Ryan Brenizer's process is unique and although you could simulate it with Photoshop, no it wouldn't be identical, and yes, it would probably take just as much time and effort. However for much less time, effort, and memory, the effect can be emulated with Photoshop, albeit it is a different method and will give slightly different results. It's sort of like asking, is there a better way to get the old SX-70 smeared emulsion polaroid effect with the smudge tool on PS? More or less, yes. But Brenizer wouldn't do it that way because it's not the same.
01-11-2016, 01:45 PM   #12
Veteran Member

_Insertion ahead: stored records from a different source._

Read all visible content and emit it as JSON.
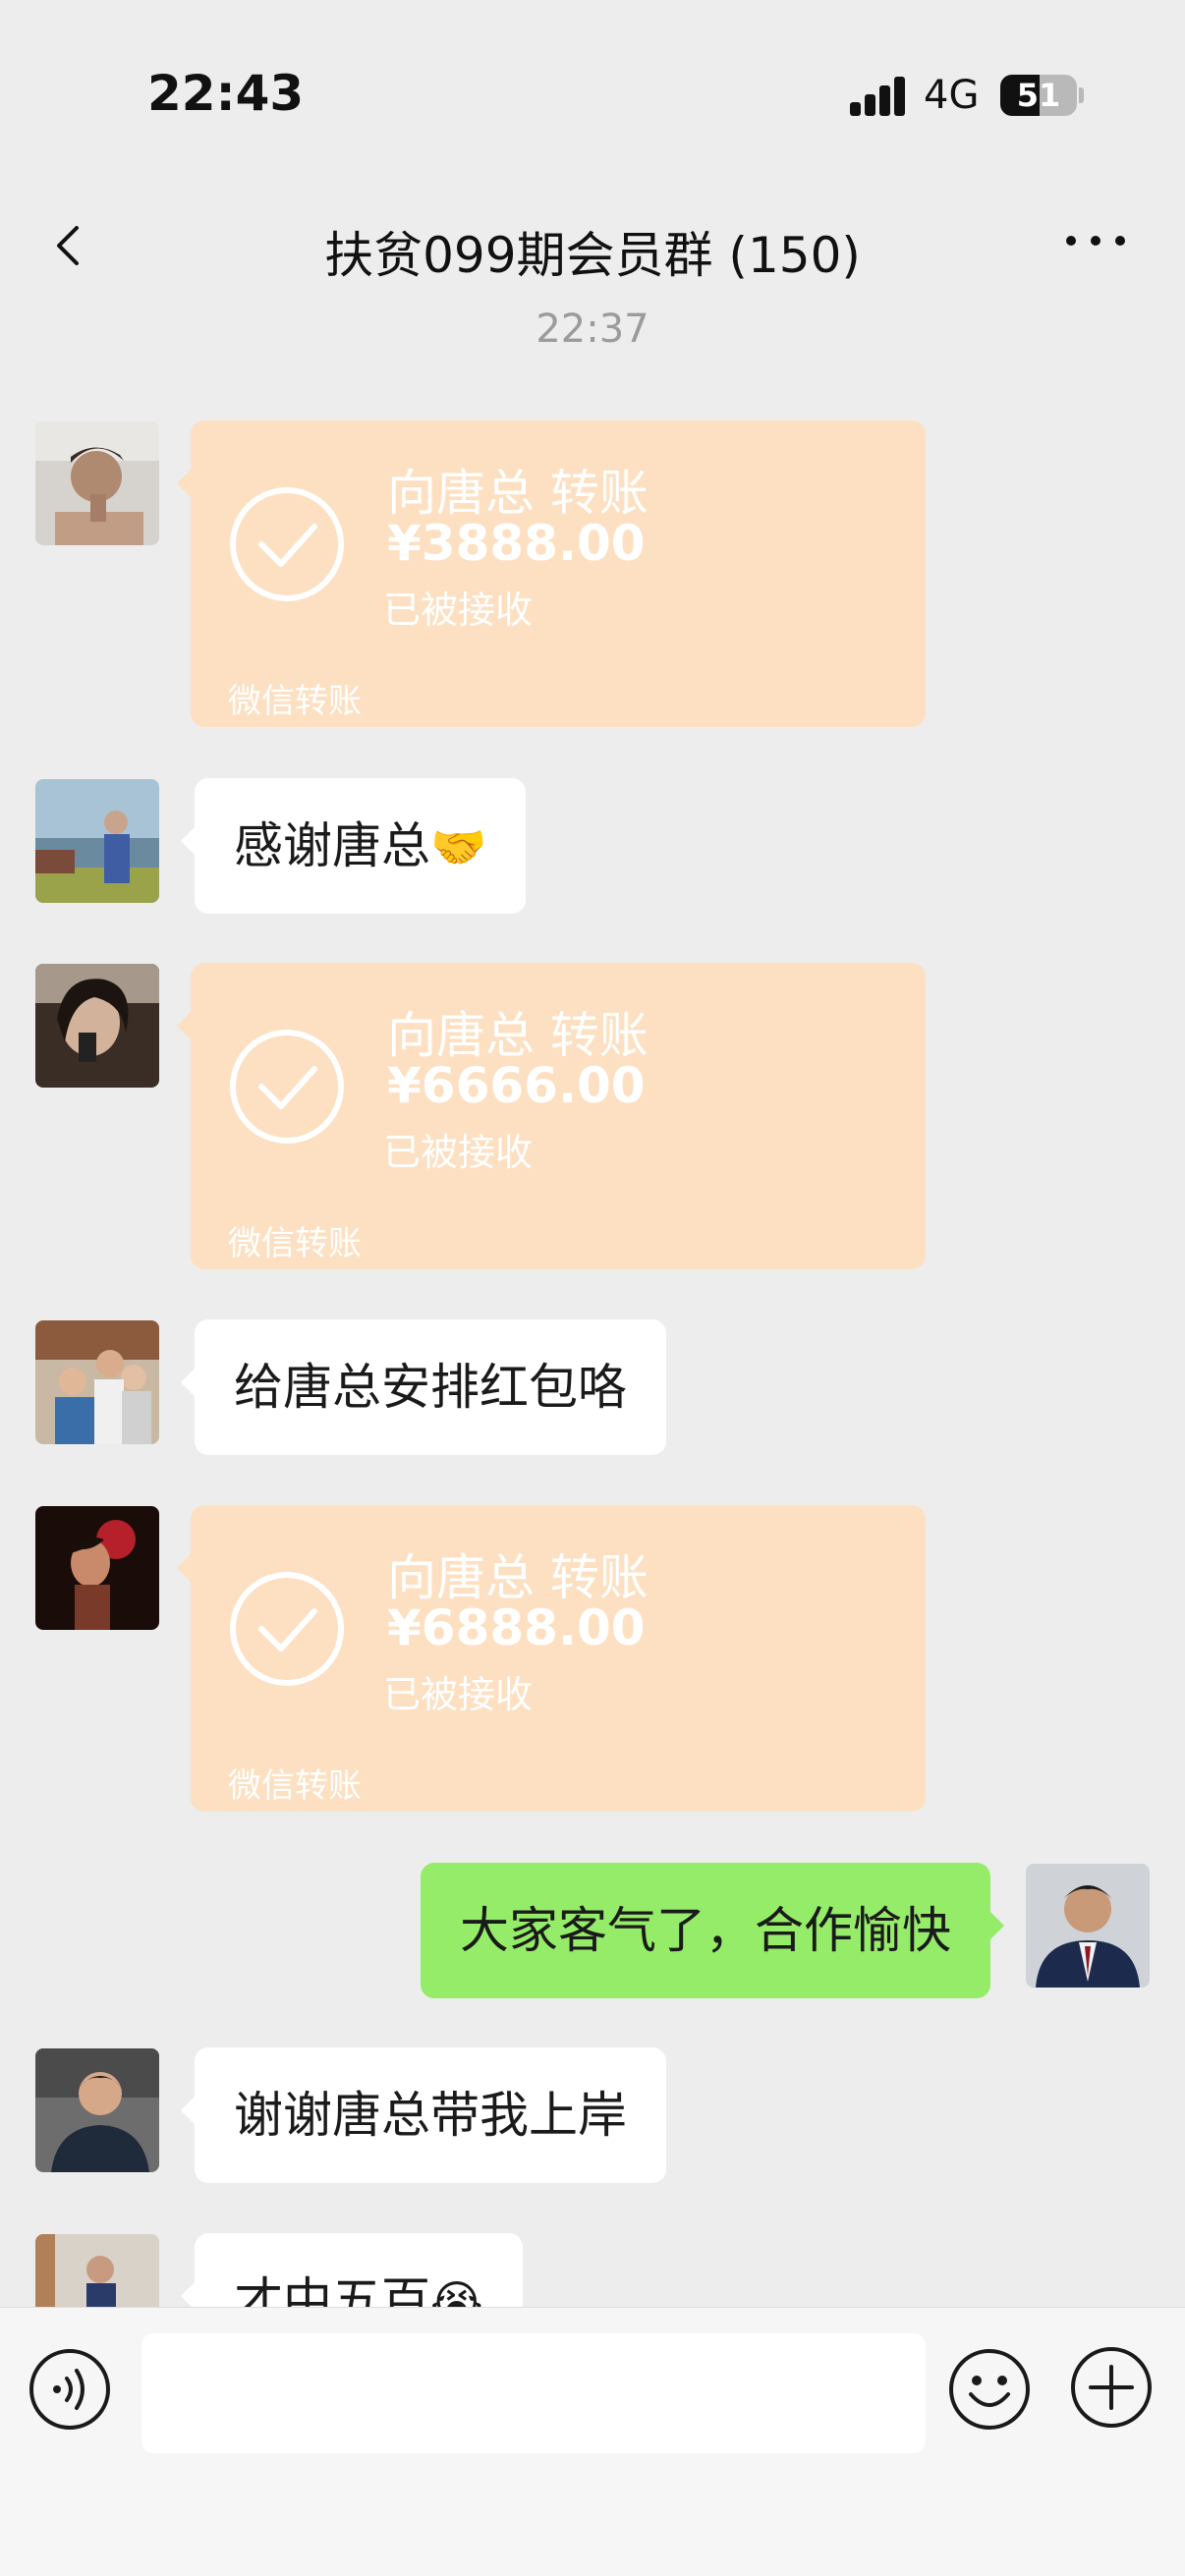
{
  "status_bar": {
    "time": "22:43",
    "network": "4G",
    "battery": "51",
    "battery_level": 0.51
  },
  "nav": {
    "title": "扶贫099期会员群 (150)"
  },
  "timestamp": "22:37",
  "messages": [
    {
      "type": "transfer",
      "title": "向唐总 转账",
      "amount": "¥3888.00",
      "status": "已被接收",
      "label": "微信转账"
    },
    {
      "type": "text",
      "text": "感谢唐总",
      "emoji": "🤝"
    },
    {
      "type": "transfer",
      "title": "向唐总 转账",
      "amount": "¥6666.00",
      "status": "已被接收",
      "label": "微信转账"
    },
    {
      "type": "text",
      "text": "给唐总安排红包咯"
    },
    {
      "type": "transfer",
      "title": "向唐总 转账",
      "amount": "¥6888.00",
      "status": "已被接收",
      "label": "微信转账"
    },
    {
      "type": "text",
      "text": "大家客气了，合作愉快",
      "self": true
    },
    {
      "type": "text",
      "text": "谢谢唐总带我上岸"
    },
    {
      "type": "text",
      "text": "才中五百",
      "emoji": "😭"
    }
  ],
  "colors": {
    "self_bubble": "#95ec69",
    "transfer_card": "#fde0c2",
    "background": "#ededed"
  },
  "icons": [
    "back-icon",
    "more-icon",
    "check-icon",
    "voice-icon",
    "emoji-icon",
    "plus-icon"
  ]
}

Join Date: Dec 2010
Location: Manila
Photos: Gallery | Albums
Posts: 2,185
Original Poster
QuoteOriginally posted by mikeSF Quote
yes, my technique works best with a clean subject. I recall the spokes, spindles and fringe were tricky to mask. I have other examples, hang tight...

---------- Post added 01-09-2016 at 01:53 PM ----------

Here's another example using 2 shots, one in focus and one front focused. This was an easy blend:

There's a Red House over yonder...

---------- Post added 01-09-2016 at 01:56 PM ----------

a little too much here, but same 2 shot technique.

Sakashta Opera Custom 7
Thanks for those great samples! Yes that was what I was looking for. So the technique is in masking... but I do agree it's tricky depending on the subject. Of course, Brenizer's look has a signature appeal to it, but this one has, too.
Reply

Bookmarks
  • Submit Thread to Facebook Facebook
  • Submit Thread to Twitter Twitter
  • Submit Thread to Digg Digg
Tags - Make this thread easier to find by adding keywords to it!
background, blur, bokeh, brenizer, brenizer method, distortion, effect, focus, image, lens, method, perspective, photography, photoshop, pm, post, shot, shots, software, stitching, subject, technique, tools, uwa
Thread Tools Search this Thread
Search this Thread:

Advanced Search


Similar Threads
Thread Thread Starter Forum Replies Last Post
Thematic Brenizer Method photos rob1234 Mini-Challenges, Games, and Photo Stories 257 06-16-2019 08:25 PM
People Daughter Brenizer method test konraDarnok Post Your Photos! 7 07-14-2014 08:22 PM
Stitched Panoramas / Brenizer Method Northern Soul Digital Processing, Software, and Printing 26 07-31-2013 01:09 PM
People Wife Portrait - Brenizer Method s.randy Post Your Photos! 11 11-10-2011 06:25 AM
Landscape Playing with the Brenizer method VaughnA Post Your Photos! 8 01-30-2011 07:04 PM



All times are GMT -7. The time now is 07:15 PM. | See also: NikonForums.com, CanonForums.com part of our network of photo forums!
  • Red (Default)
  • Green
  • Gray
  • Dark
  • Dark Yellow
  • Dark Blue
  • Old Red
  • Old Green
  • Old Gray
  • Dial-Up Style
Hello! It's great to see you back on the forum! Have you considered joining the community?
register
Creating a FREE ACCOUNT takes under a minute, removes ads, and lets you post! [Dismiss]
Top